By 13/05/2022May 17th, 2022No Comments

Gutenberg 13.2 was released earlier today. While much of the developer community is gearing up for the WordPress 6.0 release in two weeks, work continues steadily on the plugin, driving future updates. The latest release is not as hefty on enhancements as previous updates but includes around four dozen bug fixes.

Despite a heavy focus on squashing bugs, there are several welcome improvements in the plugin update. Persistent user preferences will make for fewer surprises when opening the editor. New visual updates for block spacing and the Post Comments Form block make it easier to design layouts.

Developers should look at the early work on a new settings hook. This represents one step toward creating the concept of “sections” that can house settings and styles for block instances and descendants. Patterns are a prime example of the necessity of sections. Matias Ventura covered the various uses in a separate open ticket.

The latest release also removes spotlight mode for template parts, and I say, good riddance. The editor already has such a mode for all blocks, and users who prefer it can enable it.

Persistent Editor Preferences

WordPress post editor with the 'welcome to the block editor' modal that pops up when first using it.
Welcome to the editor popup.

Have you ever visited the WordPress editor and noticed the “welcome” popup, despite dismissing it ages ago? Or, logged in with a new browser only to reconfigure settings, such as enabling top toolbar support and turning off fullscreen mode? Annoying, right?

This has been a long-standing issue caused by WordPress storing user preferences in the browser. In Gutenberg 13.2, these preferences are now saved as user metadata in the database and should no longer pose an issue.

Sarah Gooding took a deeper dive into this problem and solution in an earlier post on the Tavern.

Padding and Margin Visualizers

WordPress block editor with a Group block in the content canvas.  Above and below it are boxes that visually represent margin being added to it.
Adding margin to the Group block.

Landing in the pretty-neat-and-nice-to-have category is a new “visualizer” feature for block margin and padding.
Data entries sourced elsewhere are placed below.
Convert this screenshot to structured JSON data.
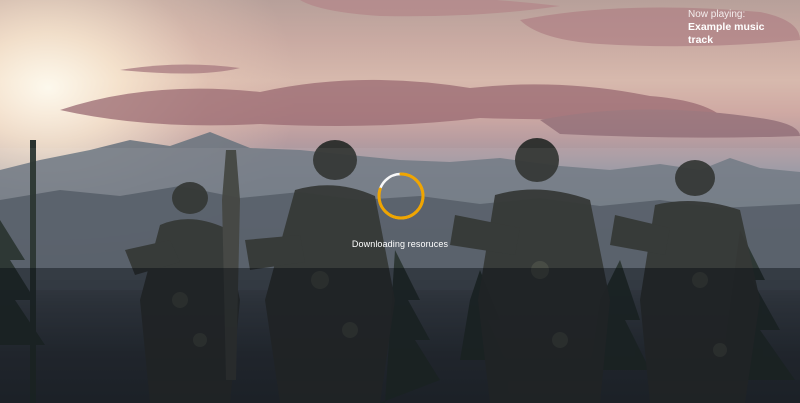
{
  "now_playing": {
    "label": "Now playing:",
    "track": "Example music track"
  },
  "loader": {
    "status": "Downloading resoruces",
    "progress": 0.8,
    "accent_color": "#f0a500",
    "track_color": "#ffffff"
  },
  "icons": {
    "spinner": "loading-ring-icon"
  }
}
Essentially, it displays a colored box, representing the space when one of the two options is adjusted. It quickly fades out and returns the canvas to its default look.

I am a fan of this change. It draws the eyes back to the canvas and allows users to visualize how the block spacing is applied.

Comments Form in the Editor

WordPress site editor.  The canvas area displays a comments form as if viewed by a logged-in user.  It has a title, message box, and submit button.
Comments Form Block in the site editor.

The Post Comments Form block was simply a placeholder in the editor in past releases. This did not allow end-users to see how it would look on the front end of their sites.

Gutenberg 13.2 updates this to show something closer to what it will look like on the front end, at least for logged-in users. This also lets the user see how color and typography customizations will be displayed.

This is a two-part change. The Comments Query Loop block now outputs the form within its default template. This way, users and creators will not need to build out each part of the overall comments area.

There is still much work to do for the Post Comments Form block in the long term. It needs a broader selection of design tools for starters. However, it could also use a revamp that provides fine-grain control over the various elements shown for logged-in and logged-out users. That may even mean splitting the form into multiple blocks. For now, the additional visualization will have to suffice.

Margin Support for Separators

WordPress post editor that has two paragraphs separated by a Separator block with large sections of whitespace in between.
Adding top and bottom margin to a Separator block.

The Separator block now supports top and bottom margins. Users can adjust it from the spacing tools in the sidebar.

It is a small change but a welcome one. Users could previously increase the space between a Separator and sibling block through other means, such as setting the margin on the sibling or using a Spacer. However, those were often unintuitive solutions. And decreasing the space sometimes seemed an impossible task.